Every line that contains "this" must be located and copied from the data.

Element data from apps and pages
▬▬▬
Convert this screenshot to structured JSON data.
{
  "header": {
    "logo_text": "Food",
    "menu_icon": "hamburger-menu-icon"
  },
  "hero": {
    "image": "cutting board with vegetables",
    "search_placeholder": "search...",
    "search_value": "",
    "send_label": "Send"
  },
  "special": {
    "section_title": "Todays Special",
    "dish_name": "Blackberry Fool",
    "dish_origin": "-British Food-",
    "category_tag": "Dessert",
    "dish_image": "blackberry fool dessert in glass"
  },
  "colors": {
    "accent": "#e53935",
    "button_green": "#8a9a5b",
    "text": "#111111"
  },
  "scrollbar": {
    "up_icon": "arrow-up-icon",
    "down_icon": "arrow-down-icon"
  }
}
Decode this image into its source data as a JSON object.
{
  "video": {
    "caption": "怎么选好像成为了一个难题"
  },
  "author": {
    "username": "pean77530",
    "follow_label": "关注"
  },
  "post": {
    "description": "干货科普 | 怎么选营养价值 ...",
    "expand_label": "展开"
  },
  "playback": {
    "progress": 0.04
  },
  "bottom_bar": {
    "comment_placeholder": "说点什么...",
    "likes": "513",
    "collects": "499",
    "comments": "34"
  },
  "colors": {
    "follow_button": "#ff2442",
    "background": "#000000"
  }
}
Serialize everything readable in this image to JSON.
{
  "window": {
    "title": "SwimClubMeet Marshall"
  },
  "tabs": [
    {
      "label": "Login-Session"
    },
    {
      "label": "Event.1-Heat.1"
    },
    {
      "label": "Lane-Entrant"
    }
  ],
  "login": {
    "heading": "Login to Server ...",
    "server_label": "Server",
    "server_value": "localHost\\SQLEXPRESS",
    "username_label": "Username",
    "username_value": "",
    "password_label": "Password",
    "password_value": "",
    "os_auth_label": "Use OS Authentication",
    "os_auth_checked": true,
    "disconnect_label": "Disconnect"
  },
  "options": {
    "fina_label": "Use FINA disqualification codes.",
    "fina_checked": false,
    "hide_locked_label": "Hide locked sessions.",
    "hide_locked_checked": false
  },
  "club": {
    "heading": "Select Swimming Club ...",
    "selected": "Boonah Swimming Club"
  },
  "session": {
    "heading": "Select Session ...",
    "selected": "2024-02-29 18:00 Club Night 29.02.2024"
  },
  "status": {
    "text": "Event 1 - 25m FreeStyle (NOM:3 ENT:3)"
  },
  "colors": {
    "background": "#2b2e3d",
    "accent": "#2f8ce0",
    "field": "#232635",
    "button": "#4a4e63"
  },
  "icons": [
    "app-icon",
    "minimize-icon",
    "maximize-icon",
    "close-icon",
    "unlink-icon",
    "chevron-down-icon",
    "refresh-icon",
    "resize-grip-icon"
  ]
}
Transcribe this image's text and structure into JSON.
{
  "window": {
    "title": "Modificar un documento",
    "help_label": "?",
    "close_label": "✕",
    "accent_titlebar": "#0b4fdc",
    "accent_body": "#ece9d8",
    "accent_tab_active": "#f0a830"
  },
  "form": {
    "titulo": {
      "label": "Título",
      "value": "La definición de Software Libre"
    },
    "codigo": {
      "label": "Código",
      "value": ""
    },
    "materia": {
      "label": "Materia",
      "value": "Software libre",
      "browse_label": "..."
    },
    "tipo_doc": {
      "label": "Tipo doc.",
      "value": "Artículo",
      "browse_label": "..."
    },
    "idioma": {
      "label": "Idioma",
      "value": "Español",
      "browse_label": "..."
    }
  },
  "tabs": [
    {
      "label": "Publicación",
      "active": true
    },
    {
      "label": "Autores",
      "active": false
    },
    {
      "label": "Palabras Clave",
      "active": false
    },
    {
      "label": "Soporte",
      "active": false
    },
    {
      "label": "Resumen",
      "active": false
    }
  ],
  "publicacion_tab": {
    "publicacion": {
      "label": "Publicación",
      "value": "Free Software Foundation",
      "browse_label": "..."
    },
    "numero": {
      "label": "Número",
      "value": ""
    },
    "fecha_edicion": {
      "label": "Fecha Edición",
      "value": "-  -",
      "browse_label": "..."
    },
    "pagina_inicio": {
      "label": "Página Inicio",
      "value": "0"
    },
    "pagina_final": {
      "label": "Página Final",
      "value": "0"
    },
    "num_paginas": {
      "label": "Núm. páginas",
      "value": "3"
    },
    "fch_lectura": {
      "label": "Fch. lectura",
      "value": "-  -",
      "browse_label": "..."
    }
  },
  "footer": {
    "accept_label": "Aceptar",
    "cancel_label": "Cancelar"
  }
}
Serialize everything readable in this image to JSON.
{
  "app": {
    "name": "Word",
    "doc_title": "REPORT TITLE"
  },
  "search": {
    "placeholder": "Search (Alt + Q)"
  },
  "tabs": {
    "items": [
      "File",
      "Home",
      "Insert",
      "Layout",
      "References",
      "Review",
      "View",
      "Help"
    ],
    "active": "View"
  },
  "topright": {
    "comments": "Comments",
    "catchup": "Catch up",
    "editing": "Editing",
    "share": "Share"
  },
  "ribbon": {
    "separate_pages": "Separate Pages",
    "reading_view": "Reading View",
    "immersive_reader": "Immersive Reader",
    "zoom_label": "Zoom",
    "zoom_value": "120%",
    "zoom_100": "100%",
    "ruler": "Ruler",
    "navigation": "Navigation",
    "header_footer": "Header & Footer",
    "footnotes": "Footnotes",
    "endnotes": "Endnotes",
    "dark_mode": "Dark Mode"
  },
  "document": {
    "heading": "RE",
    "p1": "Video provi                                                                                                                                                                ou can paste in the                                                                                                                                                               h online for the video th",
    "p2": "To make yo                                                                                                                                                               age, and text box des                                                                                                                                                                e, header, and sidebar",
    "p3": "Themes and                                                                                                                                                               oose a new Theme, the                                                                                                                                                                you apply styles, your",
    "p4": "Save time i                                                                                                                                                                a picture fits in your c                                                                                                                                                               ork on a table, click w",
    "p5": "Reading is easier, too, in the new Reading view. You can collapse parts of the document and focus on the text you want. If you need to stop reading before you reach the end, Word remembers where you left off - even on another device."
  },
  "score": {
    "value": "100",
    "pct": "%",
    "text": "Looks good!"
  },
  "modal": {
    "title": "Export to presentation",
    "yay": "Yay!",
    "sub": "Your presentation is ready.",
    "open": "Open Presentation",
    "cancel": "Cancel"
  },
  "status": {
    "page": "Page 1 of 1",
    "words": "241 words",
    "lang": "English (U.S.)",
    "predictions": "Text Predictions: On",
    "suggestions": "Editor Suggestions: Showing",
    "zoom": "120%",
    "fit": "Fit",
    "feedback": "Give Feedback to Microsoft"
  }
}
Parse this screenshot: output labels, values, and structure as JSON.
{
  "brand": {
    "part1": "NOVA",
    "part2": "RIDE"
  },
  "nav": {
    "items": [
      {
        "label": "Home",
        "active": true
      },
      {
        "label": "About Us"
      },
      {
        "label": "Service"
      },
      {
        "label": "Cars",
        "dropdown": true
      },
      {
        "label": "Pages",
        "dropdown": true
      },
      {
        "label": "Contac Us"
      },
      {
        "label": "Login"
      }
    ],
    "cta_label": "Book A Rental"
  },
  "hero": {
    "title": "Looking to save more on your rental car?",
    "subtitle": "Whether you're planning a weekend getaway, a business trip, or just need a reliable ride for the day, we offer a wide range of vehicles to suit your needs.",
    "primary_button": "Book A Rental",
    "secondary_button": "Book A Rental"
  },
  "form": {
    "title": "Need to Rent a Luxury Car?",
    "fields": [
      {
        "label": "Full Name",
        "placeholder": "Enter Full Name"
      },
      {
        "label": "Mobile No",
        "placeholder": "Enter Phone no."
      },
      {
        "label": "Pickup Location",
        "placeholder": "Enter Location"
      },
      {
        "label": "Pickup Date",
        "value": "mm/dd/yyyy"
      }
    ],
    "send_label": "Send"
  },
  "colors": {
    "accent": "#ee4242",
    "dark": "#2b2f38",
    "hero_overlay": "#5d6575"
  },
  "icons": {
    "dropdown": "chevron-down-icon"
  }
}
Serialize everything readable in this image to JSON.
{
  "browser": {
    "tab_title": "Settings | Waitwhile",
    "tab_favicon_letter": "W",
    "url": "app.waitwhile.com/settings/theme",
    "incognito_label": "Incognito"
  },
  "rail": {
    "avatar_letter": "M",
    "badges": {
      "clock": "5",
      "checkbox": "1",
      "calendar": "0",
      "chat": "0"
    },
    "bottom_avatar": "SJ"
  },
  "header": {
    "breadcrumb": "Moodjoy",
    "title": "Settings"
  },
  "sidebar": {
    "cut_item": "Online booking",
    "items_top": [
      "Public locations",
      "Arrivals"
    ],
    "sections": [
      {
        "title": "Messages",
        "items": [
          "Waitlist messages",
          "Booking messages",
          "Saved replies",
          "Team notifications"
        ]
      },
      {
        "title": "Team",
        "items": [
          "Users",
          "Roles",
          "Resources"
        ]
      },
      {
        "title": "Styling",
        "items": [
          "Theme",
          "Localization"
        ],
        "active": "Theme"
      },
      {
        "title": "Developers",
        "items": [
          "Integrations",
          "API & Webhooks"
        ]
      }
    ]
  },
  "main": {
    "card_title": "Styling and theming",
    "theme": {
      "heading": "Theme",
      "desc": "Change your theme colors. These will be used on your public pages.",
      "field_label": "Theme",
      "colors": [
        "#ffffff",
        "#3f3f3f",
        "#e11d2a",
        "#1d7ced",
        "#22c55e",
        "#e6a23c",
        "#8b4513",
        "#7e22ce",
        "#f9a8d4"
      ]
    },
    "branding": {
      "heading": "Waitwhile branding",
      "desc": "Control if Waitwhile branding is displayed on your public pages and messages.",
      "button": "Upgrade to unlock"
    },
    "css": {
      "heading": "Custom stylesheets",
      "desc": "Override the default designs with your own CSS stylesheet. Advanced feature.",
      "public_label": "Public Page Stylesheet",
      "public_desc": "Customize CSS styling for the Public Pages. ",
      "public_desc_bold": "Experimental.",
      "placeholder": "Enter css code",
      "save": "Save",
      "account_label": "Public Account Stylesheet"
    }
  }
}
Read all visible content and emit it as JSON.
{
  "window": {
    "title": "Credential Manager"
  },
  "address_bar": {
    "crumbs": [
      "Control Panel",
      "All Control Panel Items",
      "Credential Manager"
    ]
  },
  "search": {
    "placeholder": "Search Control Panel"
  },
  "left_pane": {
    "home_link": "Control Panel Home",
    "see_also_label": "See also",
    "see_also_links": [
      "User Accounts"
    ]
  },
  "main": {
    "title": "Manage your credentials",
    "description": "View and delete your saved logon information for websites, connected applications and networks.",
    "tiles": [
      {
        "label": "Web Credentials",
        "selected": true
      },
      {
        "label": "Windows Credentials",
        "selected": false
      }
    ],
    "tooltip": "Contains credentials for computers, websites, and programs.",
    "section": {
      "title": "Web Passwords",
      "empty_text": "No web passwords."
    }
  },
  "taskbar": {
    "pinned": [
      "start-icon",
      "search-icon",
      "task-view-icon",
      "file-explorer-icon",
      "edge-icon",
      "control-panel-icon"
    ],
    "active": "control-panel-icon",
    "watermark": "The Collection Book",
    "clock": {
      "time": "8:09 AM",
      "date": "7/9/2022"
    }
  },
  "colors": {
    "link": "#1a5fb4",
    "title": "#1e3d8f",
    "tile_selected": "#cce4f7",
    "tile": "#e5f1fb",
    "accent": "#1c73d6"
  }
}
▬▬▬
§ **THE ANSWER**
Convert this screenshot to structured JSON data.
Decode this image into its source data as a JSON object.
Serialize everything readable in this image to JSON.
Transcribe this image's text and structure into JSON.
Serialize everything readable in this image to JSON.
Parse this screenshot: output labels, values, and structure as JSON.
Serialize everything readable in this image to JSON.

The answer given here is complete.